> [What needs to be done] Using the listing below, extract each line that has the word "swifteq" in it.

> [Extracted entries]
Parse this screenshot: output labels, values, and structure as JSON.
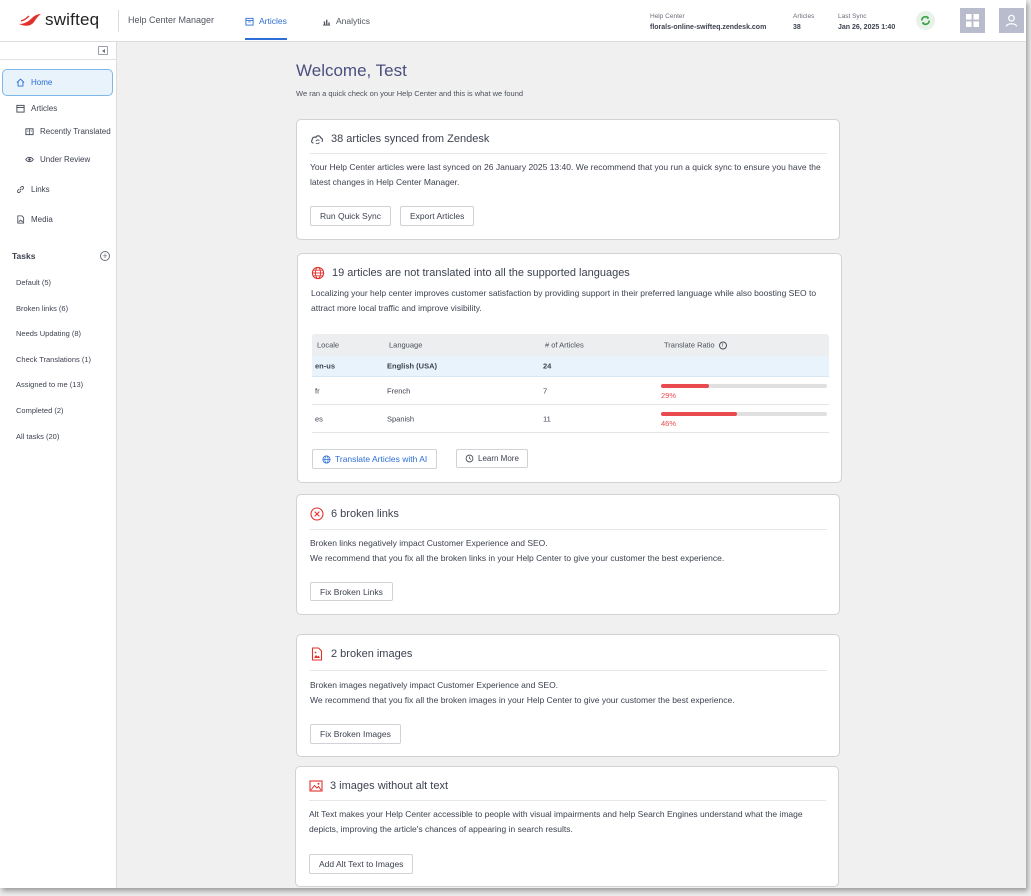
{
  "header": {
    "logo_text": "swifteq",
    "app_name": "Help Center Manager",
    "tabs": [
      {
        "label": "Articles",
        "active": true,
        "icon": "calendar-icon"
      },
      {
        "label": "Analytics",
        "active": false,
        "icon": "bar-chart-icon"
      }
    ],
    "help_center_label": "Help Center",
    "help_center_value": "florals-online-swifteq.zendesk.com",
    "articles_label": "Articles",
    "articles_value": "38",
    "last_sync_label": "Last Sync",
    "last_sync_value": "Jan 26, 2025 1:40",
    "colors": {
      "accent": "#2d6fd6",
      "logo_red": "#e0312e",
      "sync_green": "#3aa14a",
      "avatar_bg": "#b9bccd"
    }
  },
  "sidebar": {
    "nav": [
      {
        "label": "Home",
        "icon": "home-icon",
        "active": true
      },
      {
        "label": "Articles",
        "icon": "calendar-icon"
      },
      {
        "label": "Recently Translated",
        "icon": "translate-icon"
      },
      {
        "label": "Under Review",
        "icon": "eye-icon"
      },
      {
        "label": "Links",
        "icon": "link-icon"
      },
      {
        "label": "Media",
        "icon": "image-file-icon"
      }
    ],
    "tasks_label": "Tasks",
    "tasks": [
      "Default (5)",
      "Broken links (6)",
      "Needs Updating (8)",
      "Check Translations (1)",
      "Assigned to me (13)",
      "Completed (2)",
      "All tasks (20)"
    ]
  },
  "main": {
    "title": "Welcome, Test",
    "subtitle": "We ran a quick check on your Help Center and this is what we found",
    "sync_card": {
      "title": "38 articles synced from Zendesk",
      "body": "Your Help Center articles were last synced on 26 January 2025 13:40. We recommend that you run a quick sync to ensure you have the latest changes in Help Center Manager.",
      "btn_sync": "Run Quick Sync",
      "btn_export": "Export Articles"
    },
    "translate_card": {
      "title": "19 articles are not translated into all the supported languages",
      "body": "Localizing your help center improves customer satisfaction by providing support in their preferred language while also boosting SEO to attract more local traffic and improve visibility.",
      "columns": [
        "Locale",
        "Language",
        "# of Articles",
        "Translate Ratio"
      ],
      "rows": [
        {
          "locale": "en-us",
          "language": "English (USA)",
          "articles": "24",
          "ratio": null,
          "ratio_label": ""
        },
        {
          "locale": "fr",
          "language": "French",
          "articles": "7",
          "ratio": 29,
          "ratio_label": "29%"
        },
        {
          "locale": "es",
          "language": "Spanish",
          "articles": "11",
          "ratio": 46,
          "ratio_label": "46%"
        }
      ],
      "btn_translate": "Translate Articles with AI",
      "btn_learn": "Learn More"
    },
    "links_card": {
      "title": "6 broken links",
      "body1": "Broken links negatively impact Customer Experience and SEO.",
      "body2": "We recommend that you fix all the broken links in your Help Center to give your customer the best experience.",
      "btn": "Fix Broken Links"
    },
    "images_card": {
      "title": "2 broken images",
      "body1": "Broken images negatively impact Customer Experience and SEO.",
      "body2": "We recommend that you fix all the broken images in your Help Center to give your customer the best experience.",
      "btn": "Fix Broken Images"
    },
    "alt_card": {
      "title": "3 images without alt text",
      "body": "Alt Text makes your Help Center accessible to people with visual impairments and help Search Engines understand what the image depicts, improving the article's chances of appearing in search results.",
      "btn": "Add Alt Text to Images"
    }
  }
}
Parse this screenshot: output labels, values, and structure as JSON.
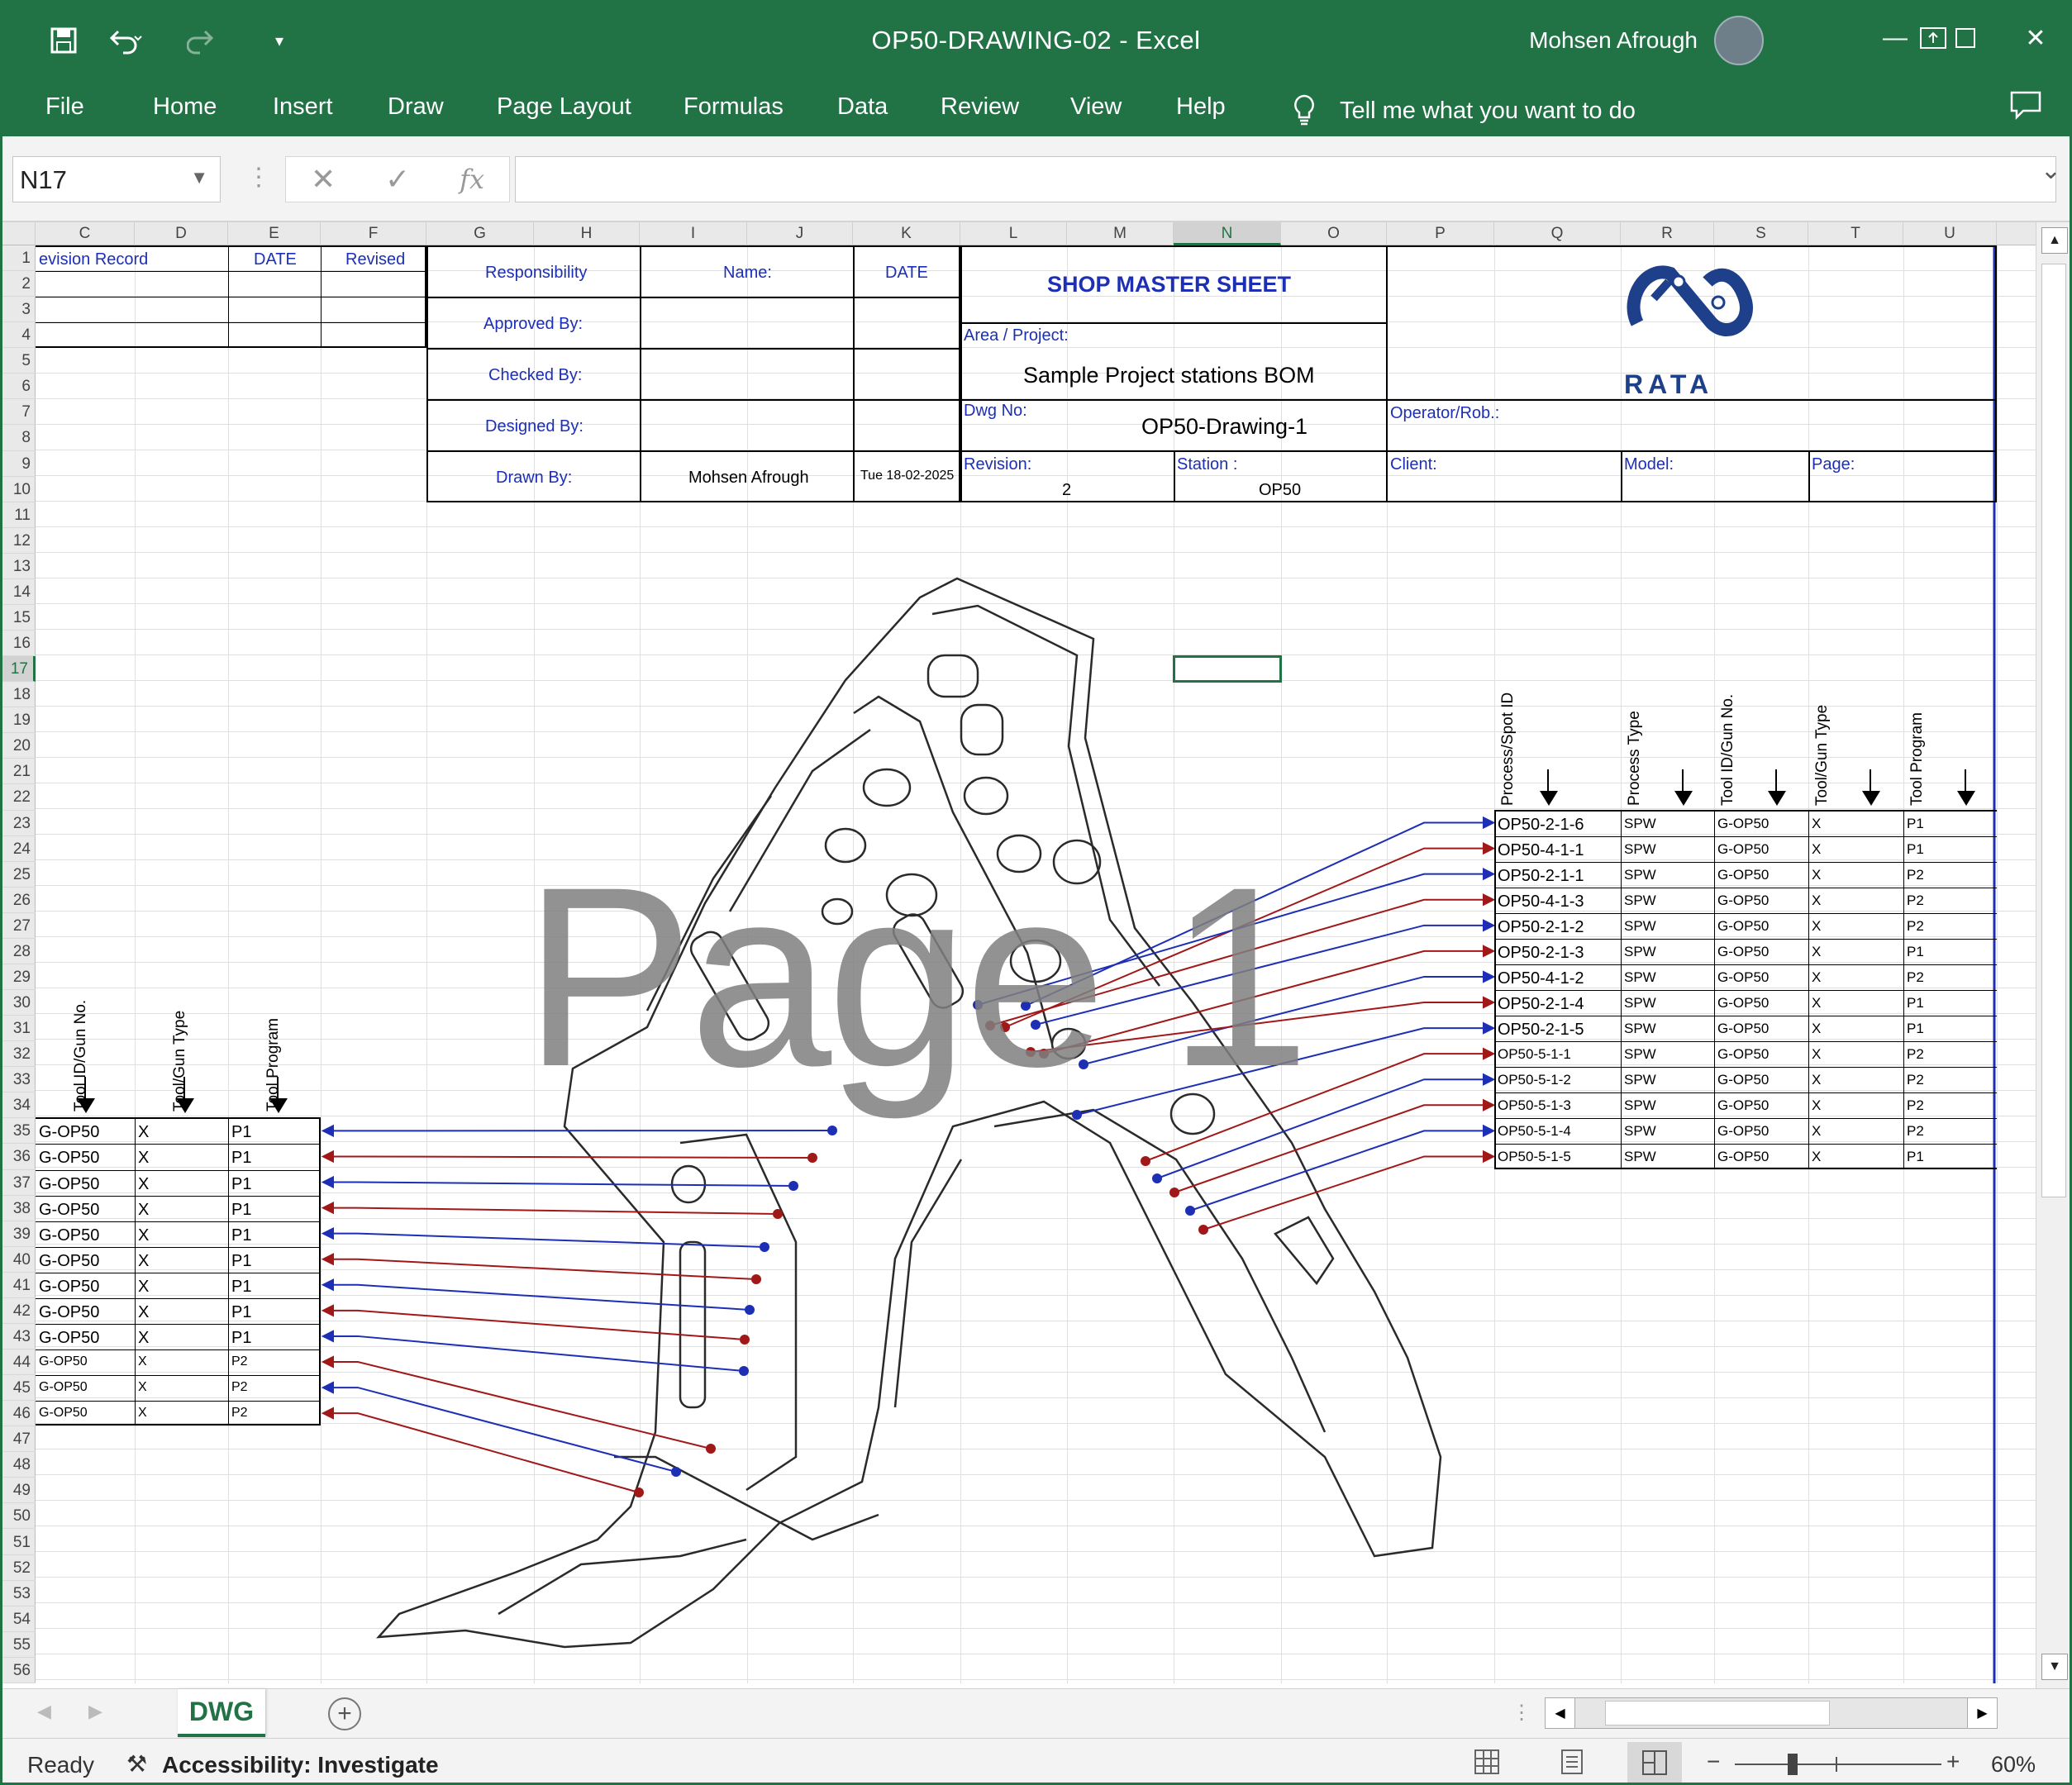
{
  "window": {
    "title": "OP50-DRAWING-02  -  Excel",
    "user": "Mohsen Afrough"
  },
  "ribbon": {
    "tabs": [
      "File",
      "Home",
      "Insert",
      "Draw",
      "Page Layout",
      "Formulas",
      "Data",
      "Review",
      "View",
      "Help"
    ],
    "tell_me": "Tell me what you want to do"
  },
  "formula_bar": {
    "name_box": "N17",
    "fx": "fx",
    "value": ""
  },
  "columns": [
    "C",
    "D",
    "E",
    "F",
    "G",
    "H",
    "I",
    "J",
    "K",
    "L",
    "M",
    "N",
    "O",
    "P",
    "Q",
    "R",
    "S",
    "T",
    "U"
  ],
  "rows": [
    "1",
    "2",
    "3",
    "4",
    "5",
    "6",
    "7",
    "8",
    "9",
    "10",
    "11",
    "12",
    "13",
    "14",
    "15",
    "16",
    "17",
    "18",
    "19",
    "20",
    "21",
    "22",
    "23",
    "24",
    "25",
    "26",
    "27",
    "28",
    "29",
    "30",
    "31",
    "32",
    "33",
    "34",
    "35",
    "36",
    "37",
    "38",
    "39",
    "40",
    "41",
    "42",
    "43",
    "44",
    "45",
    "46",
    "47",
    "48",
    "49",
    "50",
    "51",
    "52",
    "53",
    "54",
    "55",
    "56"
  ],
  "revision_block": {
    "revision_record": "evision Record",
    "date": "DATE",
    "revised": "Revised"
  },
  "title_block": {
    "responsibility": "Responsibility",
    "name_label": "Name:",
    "date_label": "DATE",
    "approved_by": "Approved By:",
    "checked_by": "Checked By:",
    "designed_by": "Designed By:",
    "drawn_by": "Drawn By:",
    "drawn_name": "Mohsen Afrough",
    "drawn_date": "Tue 18-02-2025",
    "sheet_title": "SHOP MASTER SHEET",
    "area_label": "Area / Project:",
    "area_value": "Sample Project stations BOM",
    "dwg_label": "Dwg No:",
    "dwg_value": "OP50-Drawing-1",
    "revision_label": "Revision:",
    "revision_value": "2",
    "station_label": "Station :",
    "station_value": "OP50",
    "operator_label": "Operator/Rob.:",
    "client_label": "Client:",
    "model_label": "Model:",
    "page_label": "Page:",
    "logo_text": "RATA"
  },
  "watermark": "Page 1",
  "right_table": {
    "headers": [
      "Process/Spot ID",
      "Process Type",
      "Tool ID/Gun No.",
      "Tool/Gun Type",
      "Tool Program"
    ],
    "rows": [
      [
        "OP50-2-1-6",
        "SPW",
        "G-OP50",
        "X",
        "P1"
      ],
      [
        "OP50-4-1-1",
        "SPW",
        "G-OP50",
        "X",
        "P1"
      ],
      [
        "OP50-2-1-1",
        "SPW",
        "G-OP50",
        "X",
        "P2"
      ],
      [
        "OP50-4-1-3",
        "SPW",
        "G-OP50",
        "X",
        "P2"
      ],
      [
        "OP50-2-1-2",
        "SPW",
        "G-OP50",
        "X",
        "P2"
      ],
      [
        "OP50-2-1-3",
        "SPW",
        "G-OP50",
        "X",
        "P1"
      ],
      [
        "OP50-4-1-2",
        "SPW",
        "G-OP50",
        "X",
        "P2"
      ],
      [
        "OP50-2-1-4",
        "SPW",
        "G-OP50",
        "X",
        "P1"
      ],
      [
        "OP50-2-1-5",
        "SPW",
        "G-OP50",
        "X",
        "P1"
      ],
      [
        "OP50-5-1-1",
        "SPW",
        "G-OP50",
        "X",
        "P2"
      ],
      [
        "OP50-5-1-2",
        "SPW",
        "G-OP50",
        "X",
        "P2"
      ],
      [
        "OP50-5-1-3",
        "SPW",
        "G-OP50",
        "X",
        "P2"
      ],
      [
        "OP50-5-1-4",
        "SPW",
        "G-OP50",
        "X",
        "P2"
      ],
      [
        "OP50-5-1-5",
        "SPW",
        "G-OP50",
        "X",
        "P1"
      ]
    ]
  },
  "left_table": {
    "headers": [
      "Tool ID/Gun No.",
      "Tool/Gun Type",
      "Tool Program"
    ],
    "rows": [
      [
        "G-OP50",
        "X",
        "P1"
      ],
      [
        "G-OP50",
        "X",
        "P1"
      ],
      [
        "G-OP50",
        "X",
        "P1"
      ],
      [
        "G-OP50",
        "X",
        "P1"
      ],
      [
        "G-OP50",
        "X",
        "P1"
      ],
      [
        "G-OP50",
        "X",
        "P1"
      ],
      [
        "G-OP50",
        "X",
        "P1"
      ],
      [
        "G-OP50",
        "X",
        "P1"
      ],
      [
        "G-OP50",
        "X",
        "P1"
      ],
      [
        "G-OP50",
        "X",
        "P2"
      ],
      [
        "G-OP50",
        "X",
        "P2"
      ],
      [
        "G-OP50",
        "X",
        "P2"
      ]
    ]
  },
  "sheet_tabs": {
    "active": "DWG",
    "add": "+"
  },
  "status": {
    "ready": "Ready",
    "accessibility": "Accessibility: Investigate",
    "zoom": "60%"
  },
  "colors": {
    "brand": "#217346",
    "blue_leader": "#1c2fb5",
    "red_leader": "#a11818"
  }
}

> [Completed exercise]
    "logo_text": "swifteq",
    "help_center_value": "florals-online-swifteq.zendesk.com",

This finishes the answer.